This is a book of two halves, except that the halves are jumbled up and the reader has to dig around to decipher the half that appeals. It's a simple and rather plotless story of a mediocre man's life, from his early childhood as a serviceman's child, to the septuagenarian set against world history. The connections between the history and his individual events are drawn as symbolic or catalyst, the best example being the Cuban Missile Crisis serving as a warning that the teenager may die without any carnal knowledge.
It is this first sexual experience and its consequences that run through the book. A female piano teacher is physically, mentally and sexually abusive and the boy believes that this is a thing of love. It is a fantasy for him but I did wonder how different it would have been if the teacher were a man. As the years pass the police inform him that times have changed and a crime has been committed. The story opens with his memory of a piano lesson, the detail of the teacher's perfume, the pattern of the tiles in intense and intoxicating detail, before switching to the police asking him about his missing wife, many years later. She left him and their very young baby, so she could write novels in Germany.
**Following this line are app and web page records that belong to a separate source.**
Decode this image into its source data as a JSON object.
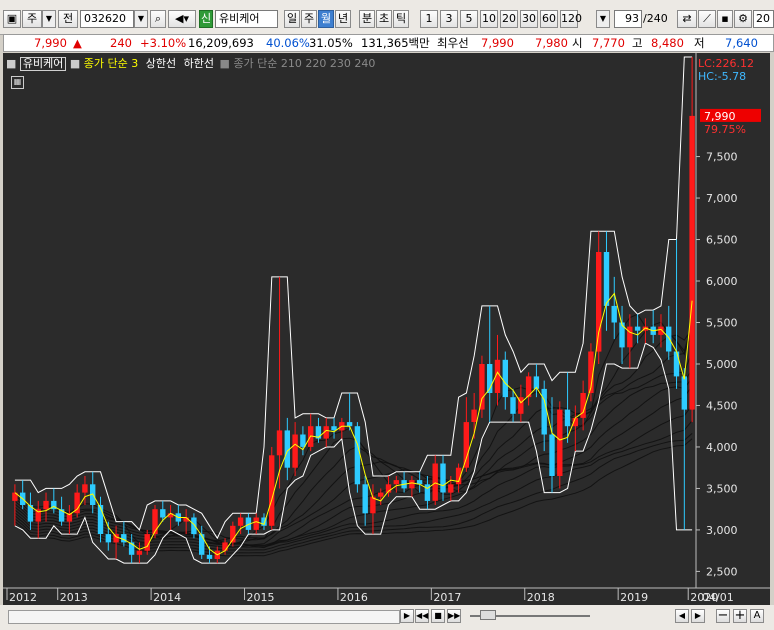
{
  "toolbar": {
    "market_select": "주",
    "market_type": "전",
    "stock_code": "032620",
    "badge": "신",
    "stock_name": "유비케어",
    "period_tabs": [
      "일",
      "주",
      "월",
      "년"
    ],
    "selected_period": "월",
    "minute_tabs": [
      "분",
      "초",
      "틱"
    ],
    "interval_buttons": [
      "1",
      "3",
      "5",
      "10",
      "20",
      "30",
      "60",
      "120"
    ],
    "bar_count": "93",
    "bar_total": "/240",
    "right_field": "20"
  },
  "quote": {
    "price": "7,990",
    "change_arrow": "▲",
    "change": "240",
    "change_pct": "+3.10%",
    "volume": "16,209,693",
    "volume_ratio": "40.06%",
    "turnover": "31.05%",
    "amount": "131,365백만",
    "bid_label": "최우선",
    "ask": "7,990",
    "bid": "7,980",
    "open_label": "시",
    "open": "7,770",
    "high_label": "고",
    "high": "8,480",
    "low_label": "저",
    "low": "7,640"
  },
  "legend": {
    "name": "유비케어",
    "ma_label": "종가 단순 3",
    "upper_label": "상한선",
    "lower_label": "하한선",
    "ma2_label": "종가 단순 210 220 230 240"
  },
  "chart_info": {
    "lc_label": "LC:226.12",
    "hc_label": "HC:-5.78",
    "last_price_label": "7,990",
    "last_pct_label": "79.75%",
    "end_label": "04/01"
  },
  "chart_data": {
    "type": "candlestick",
    "x_labels": [
      "2012",
      "2013",
      "2014",
      "2015",
      "2016",
      "2017",
      "2018",
      "2019",
      "2020"
    ],
    "y_ticks": [
      "2,500",
      "3,000",
      "3,500",
      "4,000",
      "4,500",
      "5,000",
      "5,500",
      "6,000",
      "6,500",
      "7,000",
      "7,500"
    ],
    "ylim": [
      2300,
      8700
    ],
    "colors": {
      "up": "#ff1a1a",
      "down": "#2ecbff",
      "ma": "#ffff00",
      "band": "#ffffff",
      "avg": "#111111",
      "bg": "#2b2b2b"
    },
    "candles": [
      {
        "o": 3350,
        "h": 3550,
        "l": 3050,
        "c": 3450
      },
      {
        "o": 3450,
        "h": 3600,
        "l": 3250,
        "c": 3300
      },
      {
        "o": 3300,
        "h": 3450,
        "l": 3000,
        "c": 3100
      },
      {
        "o": 3100,
        "h": 3350,
        "l": 2900,
        "c": 3250
      },
      {
        "o": 3250,
        "h": 3450,
        "l": 3100,
        "c": 3350
      },
      {
        "o": 3350,
        "h": 3500,
        "l": 3200,
        "c": 3250
      },
      {
        "o": 3250,
        "h": 3400,
        "l": 3050,
        "c": 3100
      },
      {
        "o": 3100,
        "h": 3300,
        "l": 2950,
        "c": 3200
      },
      {
        "o": 3200,
        "h": 3550,
        "l": 3150,
        "c": 3450
      },
      {
        "o": 3450,
        "h": 3650,
        "l": 3300,
        "c": 3550
      },
      {
        "o": 3550,
        "h": 3700,
        "l": 3200,
        "c": 3300
      },
      {
        "o": 3300,
        "h": 3400,
        "l": 2850,
        "c": 2950
      },
      {
        "o": 2950,
        "h": 3100,
        "l": 2750,
        "c": 2850
      },
      {
        "o": 2850,
        "h": 3050,
        "l": 2650,
        "c": 2950
      },
      {
        "o": 2950,
        "h": 3100,
        "l": 2800,
        "c": 2850
      },
      {
        "o": 2850,
        "h": 2950,
        "l": 2600,
        "c": 2700
      },
      {
        "o": 2700,
        "h": 2850,
        "l": 2600,
        "c": 2750
      },
      {
        "o": 2750,
        "h": 3000,
        "l": 2700,
        "c": 2950
      },
      {
        "o": 2950,
        "h": 3300,
        "l": 2900,
        "c": 3250
      },
      {
        "o": 3250,
        "h": 3350,
        "l": 3100,
        "c": 3150
      },
      {
        "o": 3150,
        "h": 3300,
        "l": 3000,
        "c": 3200
      },
      {
        "o": 3200,
        "h": 3300,
        "l": 3050,
        "c": 3100
      },
      {
        "o": 3100,
        "h": 3250,
        "l": 2950,
        "c": 3150
      },
      {
        "o": 3150,
        "h": 3200,
        "l": 2900,
        "c": 2950
      },
      {
        "o": 2950,
        "h": 3050,
        "l": 2650,
        "c": 2700
      },
      {
        "o": 2700,
        "h": 2800,
        "l": 2600,
        "c": 2650
      },
      {
        "o": 2650,
        "h": 2800,
        "l": 2600,
        "c": 2750
      },
      {
        "o": 2750,
        "h": 2900,
        "l": 2700,
        "c": 2850
      },
      {
        "o": 2850,
        "h": 3100,
        "l": 2800,
        "c": 3050
      },
      {
        "o": 3050,
        "h": 3200,
        "l": 2950,
        "c": 3150
      },
      {
        "o": 3150,
        "h": 3200,
        "l": 2950,
        "c": 3000
      },
      {
        "o": 3000,
        "h": 3200,
        "l": 2950,
        "c": 3150
      },
      {
        "o": 3150,
        "h": 3200,
        "l": 3000,
        "c": 3050
      },
      {
        "o": 3050,
        "h": 4000,
        "l": 3000,
        "c": 3900
      },
      {
        "o": 3900,
        "h": 6050,
        "l": 3500,
        "c": 4200
      },
      {
        "o": 4200,
        "h": 4350,
        "l": 3600,
        "c": 3750
      },
      {
        "o": 3750,
        "h": 4300,
        "l": 3650,
        "c": 4150
      },
      {
        "o": 4150,
        "h": 4250,
        "l": 3900,
        "c": 4000
      },
      {
        "o": 4000,
        "h": 4400,
        "l": 3950,
        "c": 4250
      },
      {
        "o": 4250,
        "h": 4350,
        "l": 4050,
        "c": 4100
      },
      {
        "o": 4100,
        "h": 4350,
        "l": 4000,
        "c": 4250
      },
      {
        "o": 4250,
        "h": 4350,
        "l": 4100,
        "c": 4200
      },
      {
        "o": 4200,
        "h": 4350,
        "l": 4100,
        "c": 4300
      },
      {
        "o": 4300,
        "h": 4650,
        "l": 4200,
        "c": 4250
      },
      {
        "o": 4250,
        "h": 4300,
        "l": 3450,
        "c": 3550
      },
      {
        "o": 3550,
        "h": 3650,
        "l": 3050,
        "c": 3200
      },
      {
        "o": 3200,
        "h": 3550,
        "l": 2950,
        "c": 3400
      },
      {
        "o": 3400,
        "h": 3500,
        "l": 3300,
        "c": 3450
      },
      {
        "o": 3450,
        "h": 3650,
        "l": 3400,
        "c": 3550
      },
      {
        "o": 3550,
        "h": 3650,
        "l": 3450,
        "c": 3600
      },
      {
        "o": 3600,
        "h": 3700,
        "l": 3450,
        "c": 3500
      },
      {
        "o": 3500,
        "h": 3650,
        "l": 3400,
        "c": 3600
      },
      {
        "o": 3600,
        "h": 3700,
        "l": 3450,
        "c": 3550
      },
      {
        "o": 3550,
        "h": 3650,
        "l": 3250,
        "c": 3350
      },
      {
        "o": 3350,
        "h": 3900,
        "l": 3300,
        "c": 3800
      },
      {
        "o": 3800,
        "h": 3900,
        "l": 3350,
        "c": 3450
      },
      {
        "o": 3450,
        "h": 3650,
        "l": 3350,
        "c": 3550
      },
      {
        "o": 3550,
        "h": 3800,
        "l": 3450,
        "c": 3750
      },
      {
        "o": 3750,
        "h": 4600,
        "l": 3700,
        "c": 4300
      },
      {
        "o": 4300,
        "h": 4650,
        "l": 4100,
        "c": 4450
      },
      {
        "o": 4450,
        "h": 5100,
        "l": 4350,
        "c": 5000
      },
      {
        "o": 5000,
        "h": 5700,
        "l": 4300,
        "c": 4650
      },
      {
        "o": 4650,
        "h": 5350,
        "l": 4500,
        "c": 5050
      },
      {
        "o": 5050,
        "h": 5150,
        "l": 4450,
        "c": 4600
      },
      {
        "o": 4600,
        "h": 4700,
        "l": 4300,
        "c": 4400
      },
      {
        "o": 4400,
        "h": 4750,
        "l": 4300,
        "c": 4600
      },
      {
        "o": 4600,
        "h": 4900,
        "l": 4500,
        "c": 4850
      },
      {
        "o": 4850,
        "h": 5000,
        "l": 4600,
        "c": 4700
      },
      {
        "o": 4700,
        "h": 4800,
        "l": 3950,
        "c": 4150
      },
      {
        "o": 4150,
        "h": 4600,
        "l": 3450,
        "c": 3650
      },
      {
        "o": 3650,
        "h": 4550,
        "l": 3500,
        "c": 4450
      },
      {
        "o": 4450,
        "h": 4900,
        "l": 4050,
        "c": 4250
      },
      {
        "o": 4250,
        "h": 4500,
        "l": 3950,
        "c": 4350
      },
      {
        "o": 4350,
        "h": 4800,
        "l": 4200,
        "c": 4650
      },
      {
        "o": 4650,
        "h": 5250,
        "l": 4550,
        "c": 5150
      },
      {
        "o": 5150,
        "h": 6600,
        "l": 5000,
        "c": 6350
      },
      {
        "o": 6350,
        "h": 6600,
        "l": 5400,
        "c": 5700
      },
      {
        "o": 5700,
        "h": 6050,
        "l": 5300,
        "c": 5500
      },
      {
        "o": 5500,
        "h": 5700,
        "l": 5000,
        "c": 5200
      },
      {
        "o": 5200,
        "h": 5600,
        "l": 4950,
        "c": 5450
      },
      {
        "o": 5450,
        "h": 5600,
        "l": 5250,
        "c": 5400
      },
      {
        "o": 5400,
        "h": 5550,
        "l": 5250,
        "c": 5450
      },
      {
        "o": 5450,
        "h": 5650,
        "l": 5250,
        "c": 5350
      },
      {
        "o": 5350,
        "h": 5600,
        "l": 5200,
        "c": 5450
      },
      {
        "o": 5450,
        "h": 5700,
        "l": 5050,
        "c": 5150
      },
      {
        "o": 5150,
        "h": 6500,
        "l": 4700,
        "c": 4850
      },
      {
        "o": 4850,
        "h": 4950,
        "l": 3000,
        "c": 4450
      },
      {
        "o": 4450,
        "h": 8700,
        "l": 4300,
        "c": 7990
      }
    ]
  }
}
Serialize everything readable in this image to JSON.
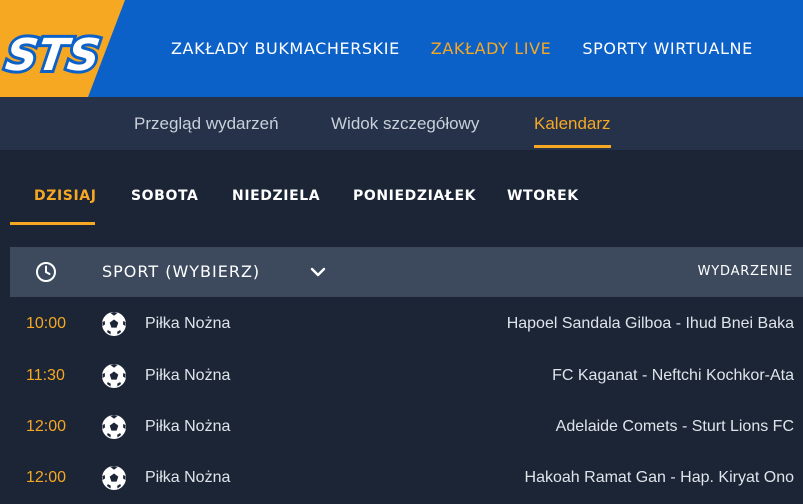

There is a non-linear approach to his life and the world history, as if he looks back on it all. He is aimless and unambitious and the bigger events encourage him to react in some way, sometimes a tenuous link but as he feels powerless he attaches significance. Perhaps typical of his generation he “lolled on history’s aproned lap, nestling into a little fold of time, eating all the cream” he drifts from one thing to another, never finding a career or purpose. There are references to 'lessons' throughout but the best one is that the lessons learned are 'the years'. Or perhaps that a good story shouldn't spoiled by lessons learned.
There is far too much exposition surrounding parts of his life, and the events are too often listed like a newspaper summary text, most of which fails to hold my attention. It took me a month to read this book and I read three other books between starting and finishing this one. At almost five hundred pages it can afford to lose a few.
However, the parts that are immediate are intense and all-consuming. McEwan knows the human condition and the English language and uses these skills to absorb the reader: this is the half I looked forward to reading. The women in the story are the characters who stand out, some very unlikeable but interesting nonetheless, who perhaps serve all of the lessons. The most important being one of the youngest.
A story about reflection and regret, and how much power an individual has. This is a complex and yet simple tale, relevant to us all.
Published by Random House UK, Vintage, Jonathan Cape on 13 September 2022.
Advanced review copy supplied by the publisher.